I’m told these are purple according to some later research (I am a little color blind). Possibly these are pisaster ochraceus, or the Ochre sea star, also known as the Purple sea star.
I stare at the starfish while waiting for my transport to Vashon island. I see starfish as lazy creatures, with no patience because they wait for nothing. Here, they are likely safe from predators, meddling humans and their troublesome transports. I find amazing how their little underside can clench to almost anything that humans would find a struggling inconvenience. They simply stay, with no regard to gravity or the rising angles. In freedom, their habitat is grand, and most enjoyable for their brief 3-5 year lifespan. I imagine to be a starfish is like a day in the park, for the rest of your life.
Meanwhile, a morning of nothing else but the calm waters of Puget Sound’s Salish Sea. Then, back to the starfish. They now share a space with a lone friend, a crab. I never seen one cling to a pier like this. I can understand the ability of starfish, but how does the crab stay? See, at the water line..

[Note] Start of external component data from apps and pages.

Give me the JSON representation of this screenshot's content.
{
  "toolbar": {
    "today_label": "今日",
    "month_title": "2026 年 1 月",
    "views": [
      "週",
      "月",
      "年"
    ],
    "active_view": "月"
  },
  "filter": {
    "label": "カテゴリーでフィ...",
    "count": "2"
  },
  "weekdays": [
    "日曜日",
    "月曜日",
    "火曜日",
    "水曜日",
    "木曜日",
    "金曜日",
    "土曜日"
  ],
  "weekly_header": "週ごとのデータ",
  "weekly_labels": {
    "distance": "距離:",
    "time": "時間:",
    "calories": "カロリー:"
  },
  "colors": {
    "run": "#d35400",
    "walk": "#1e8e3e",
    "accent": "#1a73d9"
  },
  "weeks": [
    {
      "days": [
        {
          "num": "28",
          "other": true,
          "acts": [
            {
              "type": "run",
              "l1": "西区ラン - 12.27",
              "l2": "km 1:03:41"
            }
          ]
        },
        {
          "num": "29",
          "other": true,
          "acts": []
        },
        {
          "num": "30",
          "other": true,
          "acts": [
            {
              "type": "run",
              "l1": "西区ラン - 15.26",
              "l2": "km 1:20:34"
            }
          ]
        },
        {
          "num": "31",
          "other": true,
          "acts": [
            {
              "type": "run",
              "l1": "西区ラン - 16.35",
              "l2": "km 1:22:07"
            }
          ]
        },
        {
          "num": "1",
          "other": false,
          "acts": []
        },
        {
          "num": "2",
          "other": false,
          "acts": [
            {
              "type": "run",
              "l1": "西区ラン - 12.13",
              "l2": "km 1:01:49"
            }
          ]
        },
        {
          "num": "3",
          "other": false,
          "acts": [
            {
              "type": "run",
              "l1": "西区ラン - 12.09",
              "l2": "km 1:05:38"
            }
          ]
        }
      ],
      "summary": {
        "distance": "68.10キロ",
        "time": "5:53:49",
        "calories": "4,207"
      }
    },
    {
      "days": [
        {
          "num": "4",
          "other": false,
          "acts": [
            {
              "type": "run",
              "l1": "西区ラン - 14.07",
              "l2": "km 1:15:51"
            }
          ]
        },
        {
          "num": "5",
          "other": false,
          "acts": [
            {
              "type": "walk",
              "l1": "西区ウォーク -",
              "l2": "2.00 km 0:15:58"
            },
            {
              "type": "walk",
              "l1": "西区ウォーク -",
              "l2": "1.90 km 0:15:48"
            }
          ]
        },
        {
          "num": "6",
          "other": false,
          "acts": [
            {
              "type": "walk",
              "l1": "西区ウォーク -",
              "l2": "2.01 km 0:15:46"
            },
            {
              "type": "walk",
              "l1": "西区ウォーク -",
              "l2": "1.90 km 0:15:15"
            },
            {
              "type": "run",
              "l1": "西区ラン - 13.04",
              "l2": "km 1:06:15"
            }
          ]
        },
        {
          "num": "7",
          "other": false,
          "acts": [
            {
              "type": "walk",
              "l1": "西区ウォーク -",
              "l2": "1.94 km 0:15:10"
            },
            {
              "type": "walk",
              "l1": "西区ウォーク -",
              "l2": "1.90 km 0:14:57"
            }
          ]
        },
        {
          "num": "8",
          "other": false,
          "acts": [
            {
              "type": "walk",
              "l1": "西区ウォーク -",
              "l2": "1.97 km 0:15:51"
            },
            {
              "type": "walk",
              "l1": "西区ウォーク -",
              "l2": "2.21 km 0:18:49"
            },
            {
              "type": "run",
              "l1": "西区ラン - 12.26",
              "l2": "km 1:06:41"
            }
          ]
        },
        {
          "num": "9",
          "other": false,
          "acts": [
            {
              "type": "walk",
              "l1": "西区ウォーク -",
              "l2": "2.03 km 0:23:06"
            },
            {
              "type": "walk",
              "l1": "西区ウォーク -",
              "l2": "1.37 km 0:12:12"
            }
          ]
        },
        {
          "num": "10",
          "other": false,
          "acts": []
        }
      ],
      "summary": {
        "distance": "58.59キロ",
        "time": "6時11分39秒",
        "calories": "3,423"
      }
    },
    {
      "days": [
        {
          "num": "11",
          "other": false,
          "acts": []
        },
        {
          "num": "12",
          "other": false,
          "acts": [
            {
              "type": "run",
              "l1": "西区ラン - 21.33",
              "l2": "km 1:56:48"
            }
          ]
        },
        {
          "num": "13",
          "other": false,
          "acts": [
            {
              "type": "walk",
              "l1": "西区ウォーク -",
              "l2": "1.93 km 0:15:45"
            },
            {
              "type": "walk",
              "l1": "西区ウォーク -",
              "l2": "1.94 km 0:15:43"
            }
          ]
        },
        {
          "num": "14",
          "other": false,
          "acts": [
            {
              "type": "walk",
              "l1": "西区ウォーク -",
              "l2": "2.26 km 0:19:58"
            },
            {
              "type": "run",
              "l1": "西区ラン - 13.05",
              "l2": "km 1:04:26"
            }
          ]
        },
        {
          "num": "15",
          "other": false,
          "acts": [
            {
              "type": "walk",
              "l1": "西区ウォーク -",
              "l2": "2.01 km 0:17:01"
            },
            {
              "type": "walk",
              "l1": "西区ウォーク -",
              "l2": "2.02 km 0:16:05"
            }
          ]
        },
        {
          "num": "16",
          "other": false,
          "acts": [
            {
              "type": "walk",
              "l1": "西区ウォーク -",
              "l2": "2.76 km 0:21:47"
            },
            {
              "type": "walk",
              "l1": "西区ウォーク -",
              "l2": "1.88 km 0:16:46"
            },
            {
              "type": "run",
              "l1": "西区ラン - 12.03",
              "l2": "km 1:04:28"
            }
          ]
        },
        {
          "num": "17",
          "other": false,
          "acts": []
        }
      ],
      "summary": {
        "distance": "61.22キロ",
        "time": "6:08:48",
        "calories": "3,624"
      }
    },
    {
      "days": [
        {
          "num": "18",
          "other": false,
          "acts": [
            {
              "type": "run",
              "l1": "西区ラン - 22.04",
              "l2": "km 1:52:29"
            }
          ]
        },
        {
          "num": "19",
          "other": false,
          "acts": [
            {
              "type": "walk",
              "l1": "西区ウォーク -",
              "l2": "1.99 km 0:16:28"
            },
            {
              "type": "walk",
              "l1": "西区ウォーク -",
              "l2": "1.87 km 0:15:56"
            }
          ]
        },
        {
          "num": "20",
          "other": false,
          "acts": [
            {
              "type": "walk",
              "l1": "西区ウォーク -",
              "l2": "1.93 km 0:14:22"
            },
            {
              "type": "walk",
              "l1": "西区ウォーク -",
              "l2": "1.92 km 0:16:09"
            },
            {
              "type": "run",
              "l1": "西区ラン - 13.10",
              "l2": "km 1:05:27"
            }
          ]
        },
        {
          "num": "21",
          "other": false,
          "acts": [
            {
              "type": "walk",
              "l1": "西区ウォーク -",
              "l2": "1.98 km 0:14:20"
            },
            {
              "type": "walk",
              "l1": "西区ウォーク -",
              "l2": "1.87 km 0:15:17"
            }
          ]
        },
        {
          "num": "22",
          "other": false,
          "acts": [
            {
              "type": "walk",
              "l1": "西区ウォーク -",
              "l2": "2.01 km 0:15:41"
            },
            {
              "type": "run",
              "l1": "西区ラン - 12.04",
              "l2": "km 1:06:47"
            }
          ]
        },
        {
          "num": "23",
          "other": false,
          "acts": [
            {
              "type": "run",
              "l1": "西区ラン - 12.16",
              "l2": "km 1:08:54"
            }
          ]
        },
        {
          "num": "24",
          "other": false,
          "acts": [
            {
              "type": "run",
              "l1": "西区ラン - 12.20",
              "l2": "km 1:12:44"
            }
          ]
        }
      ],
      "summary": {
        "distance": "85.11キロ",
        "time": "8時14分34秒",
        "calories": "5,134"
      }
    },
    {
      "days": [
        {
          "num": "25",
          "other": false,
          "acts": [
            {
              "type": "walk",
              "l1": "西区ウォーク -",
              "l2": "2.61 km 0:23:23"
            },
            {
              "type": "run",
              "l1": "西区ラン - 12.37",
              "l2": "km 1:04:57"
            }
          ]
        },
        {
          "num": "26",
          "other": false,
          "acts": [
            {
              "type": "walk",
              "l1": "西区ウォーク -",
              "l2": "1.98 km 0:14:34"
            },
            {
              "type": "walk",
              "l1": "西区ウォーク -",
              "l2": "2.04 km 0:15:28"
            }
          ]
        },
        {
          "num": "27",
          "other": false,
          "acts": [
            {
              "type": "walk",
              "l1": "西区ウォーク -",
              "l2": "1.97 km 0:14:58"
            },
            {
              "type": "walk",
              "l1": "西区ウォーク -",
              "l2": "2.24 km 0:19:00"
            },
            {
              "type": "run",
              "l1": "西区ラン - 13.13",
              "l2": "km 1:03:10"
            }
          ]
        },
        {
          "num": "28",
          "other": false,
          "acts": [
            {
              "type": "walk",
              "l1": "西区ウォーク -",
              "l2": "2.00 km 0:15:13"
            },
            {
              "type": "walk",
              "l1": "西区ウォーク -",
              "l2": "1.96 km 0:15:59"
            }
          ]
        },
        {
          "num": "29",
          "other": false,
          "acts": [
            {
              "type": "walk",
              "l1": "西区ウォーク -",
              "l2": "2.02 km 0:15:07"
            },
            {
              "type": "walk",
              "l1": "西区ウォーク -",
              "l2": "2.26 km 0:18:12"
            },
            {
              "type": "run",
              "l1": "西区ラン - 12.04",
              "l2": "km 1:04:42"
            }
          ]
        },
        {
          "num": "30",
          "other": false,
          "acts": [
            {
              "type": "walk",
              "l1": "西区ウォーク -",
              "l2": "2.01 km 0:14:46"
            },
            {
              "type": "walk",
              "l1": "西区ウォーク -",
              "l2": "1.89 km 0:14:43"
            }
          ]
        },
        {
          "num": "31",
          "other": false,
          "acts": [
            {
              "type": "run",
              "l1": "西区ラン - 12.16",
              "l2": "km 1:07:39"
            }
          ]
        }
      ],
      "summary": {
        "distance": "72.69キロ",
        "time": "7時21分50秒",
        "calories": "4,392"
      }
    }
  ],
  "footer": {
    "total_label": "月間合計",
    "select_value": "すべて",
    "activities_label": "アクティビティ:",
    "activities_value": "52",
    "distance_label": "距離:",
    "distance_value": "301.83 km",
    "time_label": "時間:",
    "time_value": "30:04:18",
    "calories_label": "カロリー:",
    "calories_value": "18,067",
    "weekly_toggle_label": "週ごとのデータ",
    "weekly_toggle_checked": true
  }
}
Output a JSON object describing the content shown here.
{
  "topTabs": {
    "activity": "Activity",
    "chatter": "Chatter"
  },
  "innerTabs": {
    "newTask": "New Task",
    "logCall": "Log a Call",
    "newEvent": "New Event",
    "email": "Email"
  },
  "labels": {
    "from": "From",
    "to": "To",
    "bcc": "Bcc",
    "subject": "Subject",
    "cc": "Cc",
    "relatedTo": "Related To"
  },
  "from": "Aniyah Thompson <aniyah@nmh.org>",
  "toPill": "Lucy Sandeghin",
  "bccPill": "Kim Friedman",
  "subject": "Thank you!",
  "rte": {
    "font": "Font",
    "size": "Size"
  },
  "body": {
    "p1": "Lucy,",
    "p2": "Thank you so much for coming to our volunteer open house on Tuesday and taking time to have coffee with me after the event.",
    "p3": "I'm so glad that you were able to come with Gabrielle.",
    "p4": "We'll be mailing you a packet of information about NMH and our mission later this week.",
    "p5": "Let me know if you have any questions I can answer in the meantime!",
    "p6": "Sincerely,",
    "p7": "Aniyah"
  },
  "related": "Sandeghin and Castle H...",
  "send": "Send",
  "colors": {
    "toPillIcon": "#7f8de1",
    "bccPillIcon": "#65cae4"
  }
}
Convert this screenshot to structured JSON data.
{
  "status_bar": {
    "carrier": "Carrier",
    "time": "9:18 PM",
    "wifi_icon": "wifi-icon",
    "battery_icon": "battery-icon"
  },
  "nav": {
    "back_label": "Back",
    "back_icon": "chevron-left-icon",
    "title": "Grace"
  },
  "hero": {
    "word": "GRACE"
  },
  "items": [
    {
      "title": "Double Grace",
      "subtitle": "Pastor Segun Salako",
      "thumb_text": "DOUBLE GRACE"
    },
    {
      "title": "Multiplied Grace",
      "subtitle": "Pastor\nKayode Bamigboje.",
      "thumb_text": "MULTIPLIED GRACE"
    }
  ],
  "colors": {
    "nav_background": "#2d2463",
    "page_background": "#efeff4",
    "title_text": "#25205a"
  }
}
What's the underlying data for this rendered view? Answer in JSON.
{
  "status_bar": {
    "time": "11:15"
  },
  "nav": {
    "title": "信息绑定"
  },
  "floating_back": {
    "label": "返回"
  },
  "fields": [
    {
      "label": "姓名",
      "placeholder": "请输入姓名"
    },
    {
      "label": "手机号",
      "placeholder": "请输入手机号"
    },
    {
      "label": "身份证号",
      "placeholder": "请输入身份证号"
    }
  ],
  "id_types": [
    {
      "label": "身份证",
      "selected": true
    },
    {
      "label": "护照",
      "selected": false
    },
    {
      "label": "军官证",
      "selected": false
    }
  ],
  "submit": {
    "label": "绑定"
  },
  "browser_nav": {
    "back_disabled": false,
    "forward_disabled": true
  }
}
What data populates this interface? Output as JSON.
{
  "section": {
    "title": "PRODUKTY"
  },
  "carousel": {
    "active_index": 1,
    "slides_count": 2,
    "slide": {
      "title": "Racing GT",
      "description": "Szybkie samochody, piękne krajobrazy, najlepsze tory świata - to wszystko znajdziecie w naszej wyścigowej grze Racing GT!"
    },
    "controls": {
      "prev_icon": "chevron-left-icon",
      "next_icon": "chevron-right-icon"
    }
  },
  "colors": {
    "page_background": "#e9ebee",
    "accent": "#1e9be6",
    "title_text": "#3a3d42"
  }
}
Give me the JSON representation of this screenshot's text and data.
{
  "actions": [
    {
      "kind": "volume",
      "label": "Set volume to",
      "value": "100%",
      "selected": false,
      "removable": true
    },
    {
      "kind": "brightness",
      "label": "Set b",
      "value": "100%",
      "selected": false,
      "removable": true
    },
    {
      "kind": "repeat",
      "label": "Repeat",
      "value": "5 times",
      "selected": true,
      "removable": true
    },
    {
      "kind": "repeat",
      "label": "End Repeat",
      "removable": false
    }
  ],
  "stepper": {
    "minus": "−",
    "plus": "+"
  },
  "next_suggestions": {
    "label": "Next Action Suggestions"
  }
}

I think again, what else am I missing out there and so near? Here below, holds much company within Washington State’s massive Puget Sound. I know further north to the San Juan Islands, orca killer whales are often seen. Someday, I am saving for special with a good zoom lens and proper time to see these wonderful creatures rise. I also hear of octopi and seals below these same waters. I have seen plenty of seals from my life most along the California Coast. But for the octopi, I wish to someday personally observe in their natural habitat. Somewhere out there, far below.